The racial politics of The Intouchables are undoubtedly problematic, even if the film is well meaning. Meanwhile, the success of The Intouchables in undeniable. It’s a bona-fide IMDB top 250 candidate. It grossed over $400 million worldwide, and it spawned an English language remake with Kevin Hart. As with most films of this nature (see: The Green Book, The Help), it’s tough to reconcile these two things.
One way may be to remove the well-meaning white characters from the equation altogether; and although, I doubt that this is the intention for Justin Ethbridge’s Good, it’s parallels to The Intouchables make it hard to unsee. There’s not a single white character in Good, which ultimately serves to be a boon for the film. As a result, the film’s young caregiver at its heart—here named Payton (the director themselves), is asked to care for an elder Black man (Keith David as Gregory) as opposed to a white one. In essence, this allows the film’s thematic bent towards considering the ways in which men respond to feeling scared about loss and their relationships with those they love to feel more poignant.

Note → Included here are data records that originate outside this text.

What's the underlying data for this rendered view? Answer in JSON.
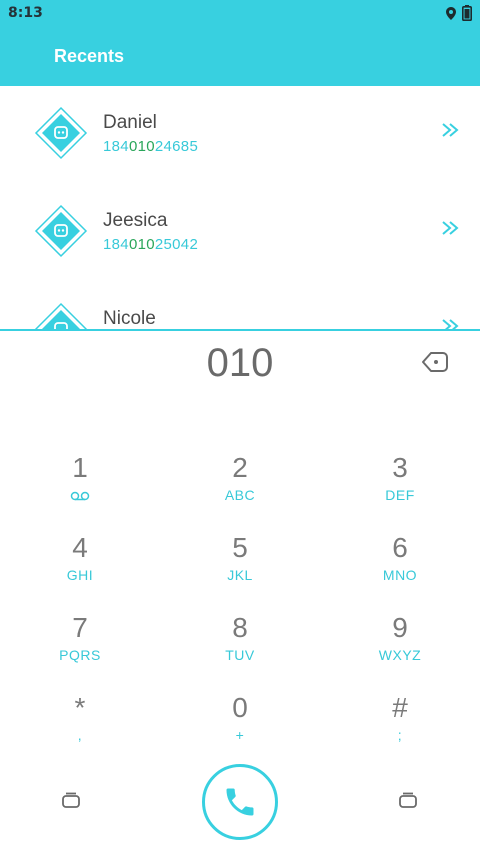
{
  "status_bar": {
    "time": "8:13",
    "icons": [
      "location-icon",
      "battery-icon"
    ]
  },
  "app_bar": {
    "title": "Recents"
  },
  "recents": [
    {
      "name": "Daniel",
      "number_prefix": "184",
      "number_match": "010",
      "number_suffix": "24685"
    },
    {
      "name": "Jeesica",
      "number_prefix": "184",
      "number_match": "010",
      "number_suffix": "25042"
    },
    {
      "name": "Nicole",
      "number_prefix": "",
      "number_match": "",
      "number_suffix": ""
    }
  ],
  "dialer": {
    "digits": "010"
  },
  "keypad": [
    {
      "digit": "1",
      "letters": ""
    },
    {
      "digit": "2",
      "letters": "ABC"
    },
    {
      "digit": "3",
      "letters": "DEF"
    },
    {
      "digit": "4",
      "letters": "GHI"
    },
    {
      "digit": "5",
      "letters": "JKL"
    },
    {
      "digit": "6",
      "letters": "MNO"
    },
    {
      "digit": "7",
      "letters": "PQRS"
    },
    {
      "digit": "8",
      "letters": "TUV"
    },
    {
      "digit": "9",
      "letters": "WXYZ"
    },
    {
      "digit": "*",
      "letters": ","
    },
    {
      "digit": "0",
      "letters": "+"
    },
    {
      "digit": "#",
      "letters": ";"
    }
  ],
  "colors": {
    "accent": "#38d0e0",
    "match": "#2aa65a",
    "digit": "#7a7a7a"
  }
}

Unfortunately, what the film has in interesting content, it lacks in production value. I despise reviewing films that feel like there is a disconnect between the intent and the production value. That’s because I often feel that I’m being cruel. After all, I had never heard of Justin Ethbridge until I sat down to watch this film, which means I know nothing about its production. So while it’s technically my job to do so, it does feel a little bit like I’m searching in the dark for an answer I can never have.
For example, I spent not a second on the set of Good, meaning I have no idea if the tepid score—which I can only describe as something akin to the mother of all nondescript garage band loops—is something that the filmmakers sincerely felt worked for them, or if it was the only option available due to the constraints of the film’s budget. If it’s the former, it’s more of a red flag than the latter.
Not that it matters either way, because ultimately the effect is dire upon the film’s sound design. For a film that already lacks technical legitimacy, it’s an ineffectual effect. Also detrimental is the film’s acting. Keith David is great, but Ethbridge and the rest of the cast are not particularly so. Again, Good’s main issue is that it feels no-budget in a way that is not helpful for the film. Because the film is so stripped down, there’s nothing to elevate the film about its technical deficiencies.
Yet, to come full circle, Good manages to hold itself together because the film takes its premise and attaches it to well-written characters. Ethbridge’s one, noticeable skill is in the writing room. The film is well-written, and feels meaningful. But it’s also a film which clearly is missing something aesthetically. Good might be good, but it’s also far from great.